(RxWiki News) Over the years, diabetes has been linked to numerous health problems. More recent connections have been made between diabetes and cognitive decline. Now, more signs point to a link with Alzheimer's disease.
Diabetes may play a role in the processes that lead to Alzheimer's disease. Past studies have found close links between Alzheimer's and diabetes.
"Help control diabetes through diet and exercise."
Peter Frederikse, PhD, of the University of Medicine and Dentistry of New Jersey (UMDNJ), and colleagues wanted to see if untreated diabetes could explain more about the development of Alzheimer's.
"The results were striking," said Dr. Frederikse.
"Because we used diabetes as an instigator of the disease, our study shows - for the first time directly - the link between Alzheimer's and diabetes," he said.
The researchers found, when diabetes was present, a significant increase in amyloid beta peptides - a key sign of Alzheimer's disease.
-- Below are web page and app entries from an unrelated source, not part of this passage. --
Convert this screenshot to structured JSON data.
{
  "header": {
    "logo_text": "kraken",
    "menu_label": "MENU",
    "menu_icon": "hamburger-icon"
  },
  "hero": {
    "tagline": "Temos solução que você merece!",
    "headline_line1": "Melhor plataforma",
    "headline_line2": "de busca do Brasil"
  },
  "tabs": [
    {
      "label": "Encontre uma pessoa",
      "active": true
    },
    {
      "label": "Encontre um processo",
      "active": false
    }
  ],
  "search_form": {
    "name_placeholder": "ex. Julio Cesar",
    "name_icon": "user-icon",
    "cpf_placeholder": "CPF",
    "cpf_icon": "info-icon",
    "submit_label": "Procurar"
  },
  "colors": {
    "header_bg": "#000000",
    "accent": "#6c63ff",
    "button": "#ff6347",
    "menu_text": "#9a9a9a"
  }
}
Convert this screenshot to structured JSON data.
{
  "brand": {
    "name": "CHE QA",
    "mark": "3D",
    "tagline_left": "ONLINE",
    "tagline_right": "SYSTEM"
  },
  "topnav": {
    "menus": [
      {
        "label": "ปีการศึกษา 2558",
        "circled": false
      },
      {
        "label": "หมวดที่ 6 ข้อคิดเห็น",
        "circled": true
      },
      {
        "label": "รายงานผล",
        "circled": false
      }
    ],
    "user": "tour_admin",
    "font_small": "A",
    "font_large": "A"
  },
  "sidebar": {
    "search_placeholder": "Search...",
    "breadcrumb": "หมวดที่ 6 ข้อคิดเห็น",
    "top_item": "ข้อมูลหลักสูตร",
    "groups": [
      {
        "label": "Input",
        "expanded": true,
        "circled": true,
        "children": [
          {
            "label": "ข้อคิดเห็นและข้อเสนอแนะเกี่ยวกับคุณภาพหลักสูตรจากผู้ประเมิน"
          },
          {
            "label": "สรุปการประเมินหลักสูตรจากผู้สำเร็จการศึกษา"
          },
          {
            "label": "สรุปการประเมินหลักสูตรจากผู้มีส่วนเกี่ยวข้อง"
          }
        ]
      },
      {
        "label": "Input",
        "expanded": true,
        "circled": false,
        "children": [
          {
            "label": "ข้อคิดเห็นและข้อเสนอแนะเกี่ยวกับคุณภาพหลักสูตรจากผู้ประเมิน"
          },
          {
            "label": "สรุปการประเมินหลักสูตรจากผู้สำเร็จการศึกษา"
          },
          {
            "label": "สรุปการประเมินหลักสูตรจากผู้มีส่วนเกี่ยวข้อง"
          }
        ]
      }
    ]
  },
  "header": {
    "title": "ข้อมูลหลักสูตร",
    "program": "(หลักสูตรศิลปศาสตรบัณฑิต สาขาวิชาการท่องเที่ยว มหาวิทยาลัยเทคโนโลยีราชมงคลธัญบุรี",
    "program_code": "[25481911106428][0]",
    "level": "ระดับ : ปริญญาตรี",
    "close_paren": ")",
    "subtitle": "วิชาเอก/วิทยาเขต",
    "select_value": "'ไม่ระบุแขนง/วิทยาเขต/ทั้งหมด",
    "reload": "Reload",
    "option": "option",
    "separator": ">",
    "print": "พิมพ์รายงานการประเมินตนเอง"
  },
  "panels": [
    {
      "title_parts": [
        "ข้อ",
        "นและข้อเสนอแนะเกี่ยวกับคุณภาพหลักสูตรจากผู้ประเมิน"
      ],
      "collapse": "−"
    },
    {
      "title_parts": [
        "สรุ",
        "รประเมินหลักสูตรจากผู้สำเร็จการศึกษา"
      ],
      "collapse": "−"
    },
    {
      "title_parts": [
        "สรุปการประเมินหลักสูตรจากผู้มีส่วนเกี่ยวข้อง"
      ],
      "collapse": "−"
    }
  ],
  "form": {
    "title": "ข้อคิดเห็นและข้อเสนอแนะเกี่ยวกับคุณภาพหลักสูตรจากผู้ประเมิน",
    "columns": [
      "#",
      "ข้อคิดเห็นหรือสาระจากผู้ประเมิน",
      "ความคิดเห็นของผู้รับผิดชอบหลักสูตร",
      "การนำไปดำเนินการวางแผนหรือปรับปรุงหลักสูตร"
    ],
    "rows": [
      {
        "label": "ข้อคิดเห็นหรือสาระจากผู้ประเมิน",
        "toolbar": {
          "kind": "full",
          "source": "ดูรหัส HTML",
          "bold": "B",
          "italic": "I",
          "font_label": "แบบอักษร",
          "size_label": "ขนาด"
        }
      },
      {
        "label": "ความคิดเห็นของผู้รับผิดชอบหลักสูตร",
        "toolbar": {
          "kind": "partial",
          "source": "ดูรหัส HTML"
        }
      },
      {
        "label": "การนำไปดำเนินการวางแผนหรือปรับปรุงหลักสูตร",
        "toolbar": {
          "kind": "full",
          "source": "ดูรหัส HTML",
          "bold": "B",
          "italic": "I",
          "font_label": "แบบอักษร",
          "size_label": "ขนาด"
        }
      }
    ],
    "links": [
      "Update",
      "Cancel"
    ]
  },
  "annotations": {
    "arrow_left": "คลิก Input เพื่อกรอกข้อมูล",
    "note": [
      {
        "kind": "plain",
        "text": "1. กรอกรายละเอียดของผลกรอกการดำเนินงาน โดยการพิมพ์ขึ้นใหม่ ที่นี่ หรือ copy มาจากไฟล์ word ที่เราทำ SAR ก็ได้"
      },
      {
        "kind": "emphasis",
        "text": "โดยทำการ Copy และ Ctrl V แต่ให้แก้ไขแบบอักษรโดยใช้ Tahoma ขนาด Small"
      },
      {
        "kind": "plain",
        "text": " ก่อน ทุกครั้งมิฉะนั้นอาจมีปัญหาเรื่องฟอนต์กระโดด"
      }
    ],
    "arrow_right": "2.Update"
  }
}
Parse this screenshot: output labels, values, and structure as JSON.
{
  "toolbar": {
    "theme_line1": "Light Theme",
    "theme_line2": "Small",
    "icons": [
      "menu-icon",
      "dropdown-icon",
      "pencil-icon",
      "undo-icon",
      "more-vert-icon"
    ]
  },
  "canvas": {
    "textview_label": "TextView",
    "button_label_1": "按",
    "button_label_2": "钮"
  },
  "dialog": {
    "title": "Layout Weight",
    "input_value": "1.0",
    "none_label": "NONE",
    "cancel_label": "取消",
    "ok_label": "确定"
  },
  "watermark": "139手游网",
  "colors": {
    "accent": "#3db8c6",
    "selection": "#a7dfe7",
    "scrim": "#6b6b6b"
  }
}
These peptides were found in the brain and retina (part of the eye).
When there was no diabetes, the researchers did not find signs of Alzheimer's disease.
"Second, our study examined the retina, which is considered an extension of the brain, and is more accessible for diagnostic exams," said Dr. Frederikse.
The study's results suggest that doctors and scientists may be able to follow the development and progression of Alzheimer's through retinal exams, he said.
Such eye exams could give doctors a way to see early warning signs of Alzheimer's, he said.
For their research, Dr. Frederikse and colleagues studied these disease processes in rabbits. The rabbits formed amyloid beta "oligomer" assemblies in the brain and retina.
These oligomers (a type of molecule) are now regarded as the cause of memory loss in people with Alzheimer's, said William Klein, PhD, of Northwestern University and one of the studies co-authors.
"What could cause them [oligomers] to appear and buildup in late-onset Alzheimer's disease has been a mystery, so these new findings with diabetes represent an important step," said Dr. Klein.
Past research has suggested that insulin, which plays a central role in blood sugar control and diabetes, may be important to memory formation as well.
When oligomers attach to neurons (cells that send electrical and chemical signals), they can eliminate insulin receptors, causing the brain to become unresponsive to insulin. This leads to a vicious cycle in which diabetes leads to a build-up of oligomers which, in turn, leads to more insulin resistance in the brain.
As rates of Alzheimer's and diabetes continue to grow, improving the understanding of Alzheimer's disease processes is an important goal, said co-author Chinnaswamy Kasinathan, PhD, also of UMDNJ.
Understanding these processes could allow researchers to find a biomarker (sign of disease) for Alzheimer's that could lead to better treatments, said Dr. Kasinathan.
Even though this study was done on rabbits, it has implications for future research and treatments in humans. Understanding the links between Alzheimer's and diabetes may lead to improved treatment for both conditions.
The study was supported by the National Eye Institute, the National Institute of Aging and the Neuroscience Research and Education Foundation.
The research is published in the Journal of Alzheimer's Disease.